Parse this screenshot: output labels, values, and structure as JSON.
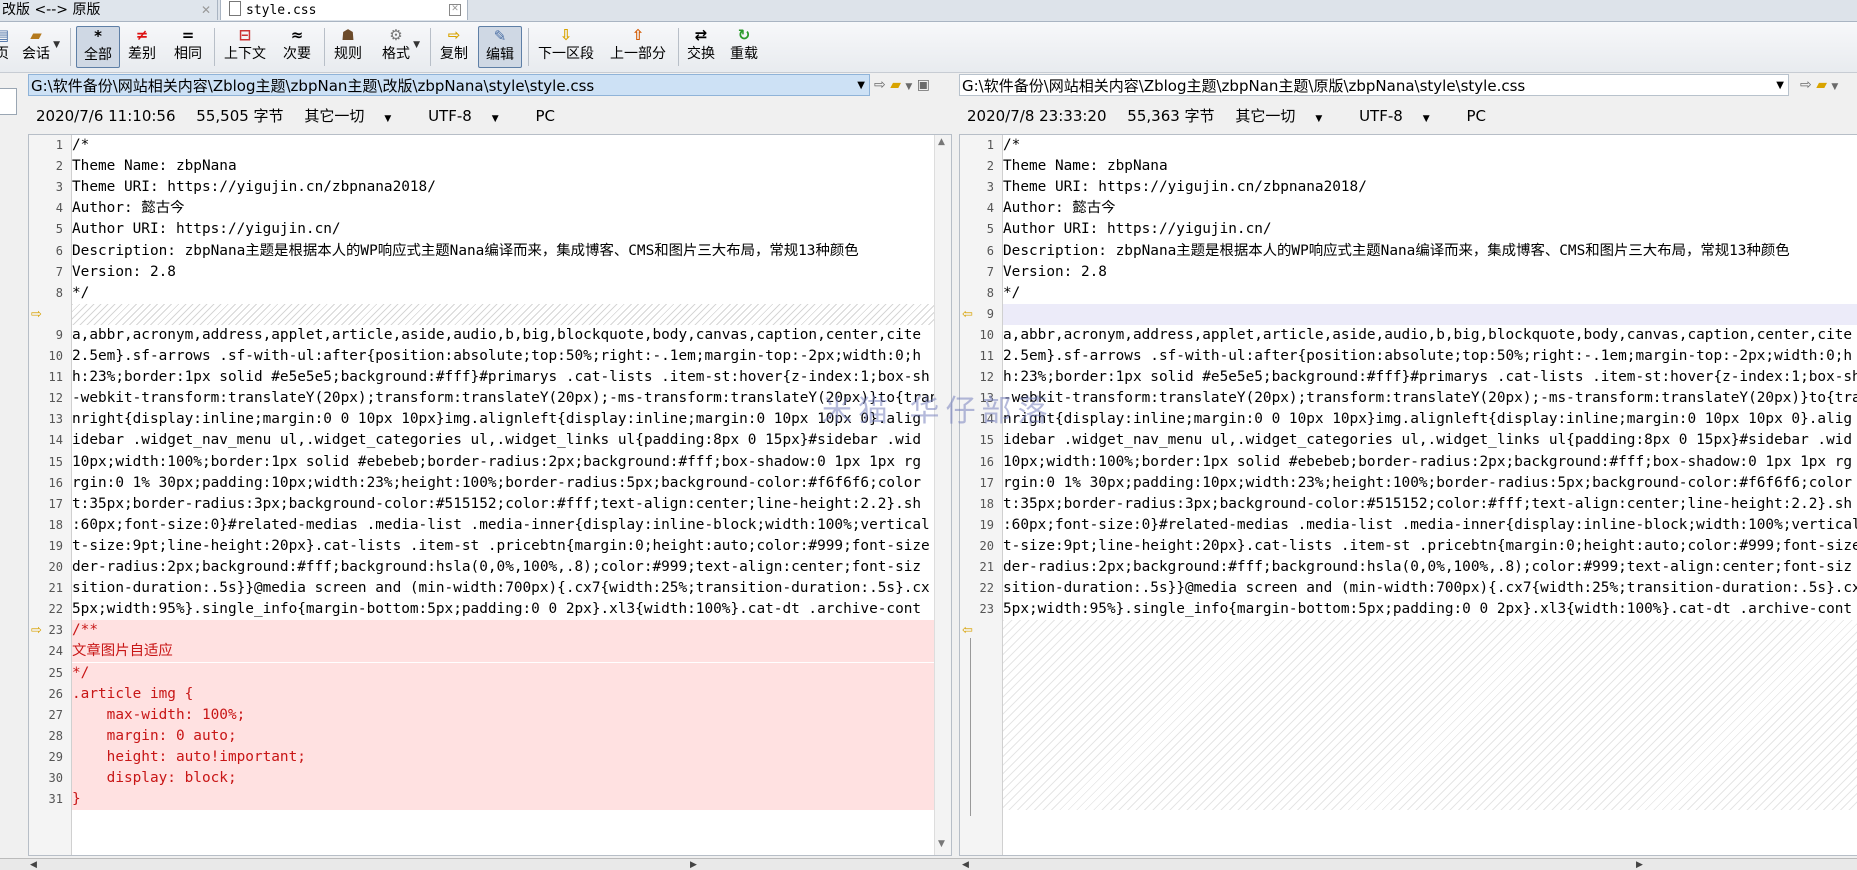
{
  "tabs": [
    {
      "label": "改版 <--> 原版"
    },
    {
      "label": "style.css"
    }
  ],
  "toolbar": {
    "items": [
      {
        "label": "页",
        "icon": "page-icon"
      },
      {
        "label": "会话",
        "icon": "session-icon"
      },
      {
        "label": "全部",
        "icon": "asterisk-icon"
      },
      {
        "label": "差别",
        "icon": "not-equal-icon"
      },
      {
        "label": "相同",
        "icon": "equal-icon"
      },
      {
        "label": "上下文",
        "icon": "context-icon"
      },
      {
        "label": "次要",
        "icon": "approx-icon"
      },
      {
        "label": "规则",
        "icon": "rules-icon"
      },
      {
        "label": "格式",
        "icon": "format-icon"
      },
      {
        "label": "复制",
        "icon": "copy-arrow-icon"
      },
      {
        "label": "编辑",
        "icon": "edit-icon"
      },
      {
        "label": "下一区段",
        "icon": "down-arrow-icon"
      },
      {
        "label": "上一部分",
        "icon": "up-arrow-icon"
      },
      {
        "label": "交换",
        "icon": "swap-icon"
      },
      {
        "label": "重载",
        "icon": "reload-icon"
      }
    ]
  },
  "left": {
    "path": "G:\\软件备份\\网站相关内容\\Zblog主题\\zbpNan主题\\改版\\zbpNana\\style\\style.css",
    "info": {
      "datetime": "2020/7/6 11:10:56",
      "size": "55,505 字节",
      "type": "其它一切",
      "encoding": "UTF-8",
      "lineend": "PC"
    }
  },
  "right": {
    "path": "G:\\软件备份\\网站相关内容\\Zblog主题\\zbpNan主题\\原版\\zbpNana\\style\\style.css",
    "info": {
      "datetime": "2020/7/8 23:33:20",
      "size": "55,363 字节",
      "type": "其它一切",
      "encoding": "UTF-8",
      "lineend": "PC"
    }
  },
  "header_lines": [
    {
      "n": "1",
      "t": "/*"
    },
    {
      "n": "2",
      "t": "Theme Name: zbpNana"
    },
    {
      "n": "3",
      "t": "Theme URI: https://yigujin.cn/zbpnana2018/"
    },
    {
      "n": "4",
      "t": "Author: 懿古今"
    },
    {
      "n": "5",
      "t": "Author URI: https://yigujin.cn/"
    },
    {
      "n": "6",
      "t": "Description: zbpNana主题是根据本人的WP响应式主题Nana编译而来，集成博客、CMS和图片三大布局，常规13种颜色"
    },
    {
      "n": "7",
      "t": "Version: 2.8"
    },
    {
      "n": "8",
      "t": "*/"
    }
  ],
  "right_extra_line": {
    "n": "9"
  },
  "body_lines": [
    {
      "l": "9",
      "r": "10",
      "t": "a,abbr,acronym,address,applet,article,aside,audio,b,big,blockquote,body,canvas,caption,center,cite"
    },
    {
      "l": "10",
      "r": "11",
      "t": "2.5em}.sf-arrows .sf-with-ul:after{position:absolute;top:50%;right:-.1em;margin-top:-2px;width:0;h"
    },
    {
      "l": "11",
      "r": "12",
      "t": "h:23%;border:1px solid #e5e5e5;background:#fff}#primarys .cat-lists .item-st:hover{z-index:1;box-sh"
    },
    {
      "l": "12",
      "r": "13",
      "t": "-webkit-transform:translateY(20px);transform:translateY(20px);-ms-transform:translateY(20px)}to{tran"
    },
    {
      "l": "13",
      "r": "14",
      "t": "nright{display:inline;margin:0 0 10px 10px}img.alignleft{display:inline;margin:0 10px 10px 0}.alig"
    },
    {
      "l": "14",
      "r": "15",
      "t": "idebar .widget_nav_menu ul,.widget_categories ul,.widget_links ul{padding:8px 0 15px}#sidebar .wid"
    },
    {
      "l": "15",
      "r": "16",
      "t": "10px;width:100%;border:1px solid #ebebeb;border-radius:2px;background:#fff;box-shadow:0 1px 1px rg"
    },
    {
      "l": "16",
      "r": "17",
      "t": "rgin:0 1% 30px;padding:10px;width:23%;height:100%;border-radius:5px;background-color:#f6f6f6;color"
    },
    {
      "l": "17",
      "r": "18",
      "t": "t:35px;border-radius:3px;background-color:#515152;color:#fff;text-align:center;line-height:2.2}.sh"
    },
    {
      "l": "18",
      "r": "19",
      "t": ":60px;font-size:0}#related-medias .media-list .media-inner{display:inline-block;width:100%;vertical"
    },
    {
      "l": "19",
      "r": "20",
      "t": "t-size:9pt;line-height:20px}.cat-lists .item-st .pricebtn{margin:0;height:auto;color:#999;font-size"
    },
    {
      "l": "20",
      "r": "21",
      "t": "der-radius:2px;background:#fff;background:hsla(0,0%,100%,.8);color:#999;text-align:center;font-siz"
    },
    {
      "l": "21",
      "r": "22",
      "t": "sition-duration:.5s}}@media screen and (min-width:700px){.cx7{width:25%;transition-duration:.5s}.cx"
    },
    {
      "l": "22",
      "r": "23",
      "t": "5px;width:95%}.single_info{margin-bottom:5px;padding:0 0 2px}.xl3{width:100%}.cat-dt .archive-cont"
    }
  ],
  "added_lines": [
    {
      "n": "23",
      "t": "/**"
    },
    {
      "n": "24",
      "t": "文章图片自适应"
    },
    {
      "n": "25",
      "t": "*/"
    },
    {
      "n": "26",
      "t": ".article img {"
    },
    {
      "n": "27",
      "t": "    max-width: 100%;"
    },
    {
      "n": "28",
      "t": "    margin: 0 auto;"
    },
    {
      "n": "29",
      "t": "    height: auto!important;"
    },
    {
      "n": "30",
      "t": "    display: block;"
    },
    {
      "n": "31",
      "t": "}"
    }
  ],
  "watermark": "米猫 华仔部落",
  "colors": {
    "added_bg": "#ffe1e1",
    "added_text": "#c81616",
    "path_highlight": "#cde1f5",
    "marker": "#d7a100"
  }
}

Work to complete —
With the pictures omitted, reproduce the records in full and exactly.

Output for this exercise —
Parse this screenshot: output labels, values, and structure as JSON.
{
  "tabs": [
    {
      "label": "改版 <--> 原版"
    },
    {
      "label": "style.css"
    }
  ],
  "toolbar": {
    "items": [
      {
        "label": "页",
        "icon": "page-icon"
      },
      {
        "label": "会话",
        "icon": "session-icon"
      },
      {
        "label": "全部",
        "icon": "asterisk-icon"
      },
      {
        "label": "差别",
        "icon": "not-equal-icon"
      },
      {
        "label": "相同",
        "icon": "equal-icon"
      },
      {
        "label": "上下文",
        "icon": "context-icon"
      },
      {
        "label": "次要",
        "icon": "approx-icon"
      },
      {
        "label": "规则",
        "icon": "rules-icon"
      },
      {
        "label": "格式",
        "icon": "format-icon"
      },
      {
        "label": "复制",
        "icon": "copy-arrow-icon"
      },
      {
        "label": "编辑",
        "icon": "edit-icon"
      },
      {
        "label": "下一区段",
        "icon": "down-arrow-icon"
      },
      {
        "label": "上一部分",
        "icon": "up-arrow-icon"
      },
      {
        "label": "交换",
        "icon": "swap-icon"
      },
      {
        "label": "重载",
        "icon": "reload-icon"
      }
    ]
  },
  "left": {
    "path": "G:\\软件备份\\网站相关内容\\Zblog主题\\zbpNan主题\\改版\\zbpNana\\style\\style.css",
    "info": {
      "datetime": "2020/7/6 11:10:56",
      "size": "55,505 字节",
      "type": "其它一切",
      "encoding": "UTF-8",
      "lineend": "PC"
    }
  },
  "right": {
    "path": "G:\\软件备份\\网站相关内容\\Zblog主题\\zbpNan主题\\原版\\zbpNana\\style\\style.css",
    "info": {
      "datetime": "2020/7/8 23:33:20",
      "size": "55,363 字节",
      "type": "其它一切",
      "encoding": "UTF-8",
      "lineend": "PC"
    }
  },
  "header_lines": [
    {
      "n": "1",
      "t": "/*"
    },
    {
      "n": "2",
      "t": "Theme Name: zbpNana"
    },
    {
      "n": "3",
      "t": "Theme URI: https://yigujin.cn/zbpnana2018/"
    },
    {
      "n": "4",
      "t": "Author: 懿古今"
    },
    {
      "n": "5",
      "t": "Author URI: https://yigujin.cn/"
    },
    {
      "n": "6",
      "t": "Description: zbpNana主题是根据本人的WP响应式主题Nana编译而来，集成博客、CMS和图片三大布局，常规13种颜色"
    },
    {
      "n": "7",
      "t": "Version: 2.8"
    },
    {
      "n": "8",
      "t": "*/"
    }
  ],
  "right_extra_line": {
    "n": "9"
  },
  "body_lines": [
    {
      "l": "9",
      "r": "10",
      "t": "a,abbr,acronym,address,applet,article,aside,audio,b,big,blockquote,body,canvas,caption,center,cite"
    },
    {
      "l": "10",
      "r": "11",
      "t": "2.5em}.sf-arrows .sf-with-ul:after{position:absolute;top:50%;right:-.1em;margin-top:-2px;width:0;h"
    },
    {
      "l": "11",
      "r": "12",
      "t": "h:23%;border:1px solid #e5e5e5;background:#fff}#primarys .cat-lists .item-st:hover{z-index:1;box-sh"
    },
    {
      "l": "12",
      "r": "13",
      "t": "-webkit-transform:translateY(20px);transform:translateY(20px);-ms-transform:translateY(20px)}to{tran"
    },
    {
      "l": "13",
      "r": "14",
      "t": "nright{display:inline;margin:0 0 10px 10px}img.alignleft{display:inline;margin:0 10px 10px 0}.alig"
    },
    {
      "l": "14",
      "r": "15",
      "t": "idebar .widget_nav_menu ul,.widget_categories ul,.widget_links ul{padding:8px 0 15px}#sidebar .wid"
    },
    {
      "l": "15",
      "r": "16",
      "t": "10px;width:100%;border:1px solid #ebebeb;border-radius:2px;background:#fff;box-shadow:0 1px 1px rg"
    },
    {
      "l": "16",
      "r": "17",
      "t": "rgin:0 1% 30px;padding:10px;width:23%;height:100%;border-radius:5px;background-color:#f6f6f6;color"
    },
    {
      "l": "17",
      "r": "18",
      "t": "t:35px;border-radius:3px;background-color:#515152;color:#fff;text-align:center;line-height:2.2}.sh"
    },
    {
      "l": "18",
      "r": "19",
      "t": ":60px;font-size:0}#related-medias .media-list .media-inner{display:inline-block;width:100%;vertical"
    },
    {
      "l": "19",
      "r": "20",
      "t": "t-size:9pt;line-height:20px}.cat-lists .item-st .pricebtn{margin:0;height:auto;color:#999;font-size"
    },
    {
      "l": "20",
      "r": "21",
      "t": "der-radius:2px;background:#fff;background:hsla(0,0%,100%,.8);color:#999;text-align:center;font-siz"
    },
    {
      "l": "21",
      "r": "22",
      "t": "sition-duration:.5s}}@media screen and (min-width:700px){.cx7{width:25%;transition-duration:.5s}.cx"
    },
    {
      "l": "22",
      "r": "23",
      "t": "5px;width:95%}.single_info{margin-bottom:5px;padding:0 0 2px}.xl3{width:100%}.cat-dt .archive-cont"
    }
  ],
  "added_lines": [
    {
      "n": "23",
      "t": "/**"
    },
    {
      "n": "24",
      "t": "文章图片自适应"
    },
    {
      "n": "25",
      "t": "*/"
    },
    {
      "n": "26",
      "t": ".article img {"
    },
    {
      "n": "27",
      "t": "    max-width: 100%;"
    },
    {
      "n": "28",
      "t": "    margin: 0 auto;"
    },
    {
      "n": "29",
      "t": "    height: auto!important;"
    },
    {
      "n": "30",
      "t": "    display: block;"
    },
    {
      "n": "31",
      "t": "}"
    }
  ],
  "watermark": "米猫 华仔部落",
  "colors": {
    "added_bg": "#ffe1e1",
    "added_text": "#c81616",
    "path_highlight": "#cde1f5",
    "marker": "#d7a100"
  }
}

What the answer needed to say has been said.